* _REQUIREMENT_
Your response should be the complete listing, copied exactly.

________________________

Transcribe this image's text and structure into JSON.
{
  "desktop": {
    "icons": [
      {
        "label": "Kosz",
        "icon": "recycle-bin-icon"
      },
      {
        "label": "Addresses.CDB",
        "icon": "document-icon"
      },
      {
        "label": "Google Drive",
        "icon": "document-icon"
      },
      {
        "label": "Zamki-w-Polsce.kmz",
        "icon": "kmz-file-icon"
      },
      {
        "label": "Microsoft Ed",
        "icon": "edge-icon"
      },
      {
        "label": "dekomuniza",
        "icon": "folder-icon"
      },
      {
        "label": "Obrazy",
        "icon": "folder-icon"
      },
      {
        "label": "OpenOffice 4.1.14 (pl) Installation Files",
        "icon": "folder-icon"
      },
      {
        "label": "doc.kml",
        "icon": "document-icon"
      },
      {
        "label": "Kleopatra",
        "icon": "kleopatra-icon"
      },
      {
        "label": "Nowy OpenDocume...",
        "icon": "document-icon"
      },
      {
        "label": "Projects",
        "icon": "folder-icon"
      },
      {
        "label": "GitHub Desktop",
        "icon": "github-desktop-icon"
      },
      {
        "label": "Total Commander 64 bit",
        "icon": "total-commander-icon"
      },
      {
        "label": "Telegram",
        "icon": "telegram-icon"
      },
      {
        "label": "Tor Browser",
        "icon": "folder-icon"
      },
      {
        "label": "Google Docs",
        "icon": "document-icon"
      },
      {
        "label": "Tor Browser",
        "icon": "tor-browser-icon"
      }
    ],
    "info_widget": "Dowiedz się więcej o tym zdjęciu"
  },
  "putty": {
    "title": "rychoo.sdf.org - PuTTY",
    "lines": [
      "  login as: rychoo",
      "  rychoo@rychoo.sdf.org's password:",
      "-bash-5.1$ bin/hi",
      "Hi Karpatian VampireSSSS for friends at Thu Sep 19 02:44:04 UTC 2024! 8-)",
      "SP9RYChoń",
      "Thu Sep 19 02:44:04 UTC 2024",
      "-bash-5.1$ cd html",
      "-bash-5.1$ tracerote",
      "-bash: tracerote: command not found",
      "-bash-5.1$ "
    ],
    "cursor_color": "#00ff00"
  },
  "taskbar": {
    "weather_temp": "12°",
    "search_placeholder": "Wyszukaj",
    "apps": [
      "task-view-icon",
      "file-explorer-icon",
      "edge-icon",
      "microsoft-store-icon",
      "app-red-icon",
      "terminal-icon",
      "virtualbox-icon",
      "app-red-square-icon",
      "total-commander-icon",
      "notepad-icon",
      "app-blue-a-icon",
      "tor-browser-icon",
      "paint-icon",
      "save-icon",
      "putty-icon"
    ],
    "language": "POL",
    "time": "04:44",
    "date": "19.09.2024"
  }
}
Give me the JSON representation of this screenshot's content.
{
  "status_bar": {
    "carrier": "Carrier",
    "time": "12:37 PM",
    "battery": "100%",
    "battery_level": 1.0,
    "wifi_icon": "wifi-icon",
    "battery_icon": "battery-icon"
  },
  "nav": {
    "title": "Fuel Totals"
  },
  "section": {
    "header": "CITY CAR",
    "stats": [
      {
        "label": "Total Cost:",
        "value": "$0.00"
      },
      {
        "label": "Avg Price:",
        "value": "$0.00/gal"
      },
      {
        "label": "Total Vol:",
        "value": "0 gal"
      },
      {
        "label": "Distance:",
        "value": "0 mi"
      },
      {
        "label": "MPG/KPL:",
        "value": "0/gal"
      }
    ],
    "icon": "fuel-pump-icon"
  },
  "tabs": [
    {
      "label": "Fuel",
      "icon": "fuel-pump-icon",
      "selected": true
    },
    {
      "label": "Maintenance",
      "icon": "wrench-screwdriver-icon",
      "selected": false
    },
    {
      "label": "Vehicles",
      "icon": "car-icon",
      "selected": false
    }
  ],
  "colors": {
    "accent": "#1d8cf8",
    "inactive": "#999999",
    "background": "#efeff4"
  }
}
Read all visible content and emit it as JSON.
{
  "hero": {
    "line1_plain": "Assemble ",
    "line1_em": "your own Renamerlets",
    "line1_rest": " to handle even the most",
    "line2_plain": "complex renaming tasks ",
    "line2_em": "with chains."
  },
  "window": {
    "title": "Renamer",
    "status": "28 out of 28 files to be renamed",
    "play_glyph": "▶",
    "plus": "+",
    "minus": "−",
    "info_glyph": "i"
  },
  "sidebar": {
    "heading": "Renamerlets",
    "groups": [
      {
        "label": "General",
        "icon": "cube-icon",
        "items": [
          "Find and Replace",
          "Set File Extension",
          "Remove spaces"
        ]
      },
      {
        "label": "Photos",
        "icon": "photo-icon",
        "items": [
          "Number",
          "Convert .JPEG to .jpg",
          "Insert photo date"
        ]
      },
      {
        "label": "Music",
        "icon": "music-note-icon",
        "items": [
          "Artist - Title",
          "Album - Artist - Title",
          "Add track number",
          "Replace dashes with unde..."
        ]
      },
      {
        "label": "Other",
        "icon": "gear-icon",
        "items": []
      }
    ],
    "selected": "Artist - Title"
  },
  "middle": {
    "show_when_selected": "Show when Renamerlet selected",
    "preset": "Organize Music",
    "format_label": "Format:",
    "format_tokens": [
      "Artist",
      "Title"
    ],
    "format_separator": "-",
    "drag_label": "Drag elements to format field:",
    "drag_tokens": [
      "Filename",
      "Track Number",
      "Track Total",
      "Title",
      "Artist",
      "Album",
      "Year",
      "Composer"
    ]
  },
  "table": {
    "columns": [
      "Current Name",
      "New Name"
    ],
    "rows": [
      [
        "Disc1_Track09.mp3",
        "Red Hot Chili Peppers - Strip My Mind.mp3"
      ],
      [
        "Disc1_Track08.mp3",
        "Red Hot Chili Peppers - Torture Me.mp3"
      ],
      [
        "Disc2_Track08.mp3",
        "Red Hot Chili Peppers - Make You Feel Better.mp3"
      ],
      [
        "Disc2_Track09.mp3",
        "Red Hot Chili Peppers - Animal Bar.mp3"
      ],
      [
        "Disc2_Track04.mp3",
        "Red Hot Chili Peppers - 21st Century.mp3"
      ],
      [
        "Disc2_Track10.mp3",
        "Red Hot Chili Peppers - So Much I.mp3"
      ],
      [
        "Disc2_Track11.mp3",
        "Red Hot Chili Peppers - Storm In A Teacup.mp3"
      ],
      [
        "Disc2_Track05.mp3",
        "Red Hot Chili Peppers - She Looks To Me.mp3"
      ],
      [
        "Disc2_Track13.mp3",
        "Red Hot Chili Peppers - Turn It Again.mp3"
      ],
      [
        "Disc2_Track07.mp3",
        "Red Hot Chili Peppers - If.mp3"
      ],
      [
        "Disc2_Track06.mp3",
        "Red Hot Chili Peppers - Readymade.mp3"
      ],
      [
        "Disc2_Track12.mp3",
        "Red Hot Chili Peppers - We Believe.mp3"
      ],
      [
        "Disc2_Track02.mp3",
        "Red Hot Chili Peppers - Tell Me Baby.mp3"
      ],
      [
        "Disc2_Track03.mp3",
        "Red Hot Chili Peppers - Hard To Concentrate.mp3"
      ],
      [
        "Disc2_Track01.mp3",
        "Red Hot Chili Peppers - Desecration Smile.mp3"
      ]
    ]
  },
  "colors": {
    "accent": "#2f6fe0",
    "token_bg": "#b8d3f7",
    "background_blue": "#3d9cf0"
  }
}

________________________

* _ANSWER TO THE EXERCISE_
Transcribe this image's text and structure into JSON.
{
  "desktop": {
    "icons": [
      {
        "label": "Kosz",
        "icon": "recycle-bin-icon"
      },
      {
        "label": "Addresses.CDB",
        "icon": "document-icon"
      },
      {
        "label": "Google Drive",
        "icon": "document-icon"
      },
      {
        "label": "Zamki-w-Polsce.kmz",
        "icon": "kmz-file-icon"
      },
      {
        "label": "Microsoft Ed",
        "icon": "edge-icon"
      },
      {
        "label": "dekomuniza",
        "icon": "folder-icon"
      },
      {
        "label": "Obrazy",
        "icon": "folder-icon"
      },
      {
        "label": "OpenOffice 4.1.14 (pl) Installation Files",
        "icon": "folder-icon"
      },
      {
        "label": "doc.kml",
        "icon": "document-icon"
      },
      {
        "label": "Kleopatra",
        "icon": "kleopatra-icon"
      },
      {
        "label": "Nowy OpenDocume...",
        "icon": "document-icon"
      },
      {
        "label": "Projects",
        "icon": "folder-icon"
      },
      {
        "label": "GitHub Desktop",
        "icon": "github-desktop-icon"
      },
      {
        "label": "Total Commander 64 bit",
        "icon": "total-commander-icon"
      },
      {
        "label": "Telegram",
        "icon": "telegram-icon"
      },
      {
        "label": "Tor Browser",
        "icon": "folder-icon"
      },
      {
        "label": "Google Docs",
        "icon": "document-icon"
      },
      {
        "label": "Tor Browser",
        "icon": "tor-browser-icon"
      }
    ],
    "info_widget": "Dowiedz się więcej o tym zdjęciu"
  },
  "putty": {
    "title": "rychoo.sdf.org - PuTTY",
    "lines": [
      "  login as: rychoo",
      "  rychoo@rychoo.sdf.org's password:",
      "-bash-5.1$ bin/hi",
      "Hi Karpatian VampireSSSS for friends at Thu Sep 19 02:44:04 UTC 2024! 8-)",
      "SP9RYChoń",
      "Thu Sep 19 02:44:04 UTC 2024",
      "-bash-5.1$ cd html",
      "-bash-5.1$ tracerote",
      "-bash: tracerote: command not found",
      "-bash-5.1$ "
    ],
    "cursor_color": "#00ff00"
  },
  "taskbar": {
    "weather_temp": "12°",
    "search_placeholder": "Wyszukaj",
    "apps": [
      "task-view-icon",
      "file-explorer-icon",
      "edge-icon",
      "microsoft-store-icon",
      "app-red-icon",
      "terminal-icon",
      "virtualbox-icon",
      "app-red-square-icon",
      "total-commander-icon",
      "notepad-icon",
      "app-blue-a-icon",
      "tor-browser-icon",
      "paint-icon",
      "save-icon",
      "putty-icon"
    ],
    "language": "POL",
    "time": "04:44",
    "date": "19.09.2024"
  }
}
Give me the JSON representation of this screenshot's content.
{
  "status_bar": {
    "carrier": "Carrier",
    "time": "12:37 PM",
    "battery": "100%",
    "battery_level": 1.0,
    "wifi_icon": "wifi-icon",
    "battery_icon": "battery-icon"
  },
  "nav": {
    "title": "Fuel Totals"
  },
  "section": {
    "header": "CITY CAR",
    "stats": [
      {
        "label": "Total Cost:",
        "value": "$0.00"
      },
      {
        "label": "Avg Price:",
        "value": "$0.00/gal"
      },
      {
        "label": "Total Vol:",
        "value": "0 gal"
      },
      {
        "label": "Distance:",
        "value": "0 mi"
      },
      {
        "label": "MPG/KPL:",
        "value": "0/gal"
      }
    ],
    "icon": "fuel-pump-icon"
  },
  "tabs": [
    {
      "label": "Fuel",
      "icon": "fuel-pump-icon",
      "selected": true
    },
    {
      "label": "Maintenance",
      "icon": "wrench-screwdriver-icon",
      "selected": false
    },
    {
      "label": "Vehicles",
      "icon": "car-icon",
      "selected": false
    }
  ],
  "colors": {
    "accent": "#1d8cf8",
    "inactive": "#999999",
    "background": "#efeff4"
  }
}
Read all visible content and emit it as JSON.
{
  "hero": {
    "line1_plain": "Assemble ",
    "line1_em": "your own Renamerlets",
    "line1_rest": " to handle even the most",
    "line2_plain": "complex renaming tasks ",
    "line2_em": "with chains."
  },
  "window": {
    "title": "Renamer",
    "status": "28 out of 28 files to be renamed",
    "play_glyph": "▶",
    "plus": "+",
    "minus": "−",
    "info_glyph": "i"
  },
  "sidebar": {
    "heading": "Renamerlets",
    "groups": [
      {
        "label": "General",
        "icon": "cube-icon",
        "items": [
          "Find and Replace",
          "Set File Extension",
          "Remove spaces"
        ]
      },
      {
        "label": "Photos",
        "icon": "photo-icon",
        "items": [
          "Number",
          "Convert .JPEG to .jpg",
          "Insert photo date"
        ]
      },
      {
        "label": "Music",
        "icon": "music-note-icon",
        "items": [
          "Artist - Title",
          "Album - Artist - Title",
          "Add track number",
          "Replace dashes with unde..."
        ]
      },
      {
        "label": "Other",
        "icon": "gear-icon",
        "items": []
      }
    ],
    "selected": "Artist - Title"
  },
  "middle": {
    "show_when_selected": "Show when Renamerlet selected",
    "preset": "Organize Music",
    "format_label": "Format:",
    "format_tokens": [
      "Artist",
      "Title"
    ],
    "format_separator": "-",
    "drag_label": "Drag elements to format field:",
    "drag_tokens": [
      "Filename",
      "Track Number",
      "Track Total",
      "Title",
      "Artist",
      "Album",
      "Year",
      "Composer"
    ]
  },
  "table": {
    "columns": [
      "Current Name",
      "New Name"
    ],
    "rows": [
      [
        "Disc1_Track09.mp3",
        "Red Hot Chili Peppers - Strip My Mind.mp3"
      ],
      [
        "Disc1_Track08.mp3",
        "Red Hot Chili Peppers - Torture Me.mp3"
      ],
      [
        "Disc2_Track08.mp3",
        "Red Hot Chili Peppers - Make You Feel Better.mp3"
      ],
      [
        "Disc2_Track09.mp3",
        "Red Hot Chili Peppers - Animal Bar.mp3"
      ],
      [
        "Disc2_Track04.mp3",
        "Red Hot Chili Peppers - 21st Century.mp3"
      ],
      [
        "Disc2_Track10.mp3",
        "Red Hot Chili Peppers - So Much I.mp3"
      ],
      [
        "Disc2_Track11.mp3",
        "Red Hot Chili Peppers - Storm In A Teacup.mp3"
      ],
      [
        "Disc2_Track05.mp3",
        "Red Hot Chili Peppers - She Looks To Me.mp3"
      ],
      [
        "Disc2_Track13.mp3",
        "Red Hot Chili Peppers - Turn It Again.mp3"
      ],
      [
        "Disc2_Track07.mp3",
        "Red Hot Chili Peppers - If.mp3"
      ],
      [
        "Disc2_Track06.mp3",
        "Red Hot Chili Peppers - Readymade.mp3"
      ],
      [
        "Disc2_Track12.mp3",
        "Red Hot Chili Peppers - We Believe.mp3"
      ],
      [
        "Disc2_Track02.mp3",
        "Red Hot Chili Peppers - Tell Me Baby.mp3"
      ],
      [
        "Disc2_Track03.mp3",
        "Red Hot Chili Peppers - Hard To Concentrate.mp3"
      ],
      [
        "Disc2_Track01.mp3",
        "Red Hot Chili Peppers - Desecration Smile.mp3"
      ]
    ]
  },
  "colors": {
    "accent": "#2f6fe0",
    "token_bg": "#b8d3f7",
    "background_blue": "#3d9cf0"
  }
}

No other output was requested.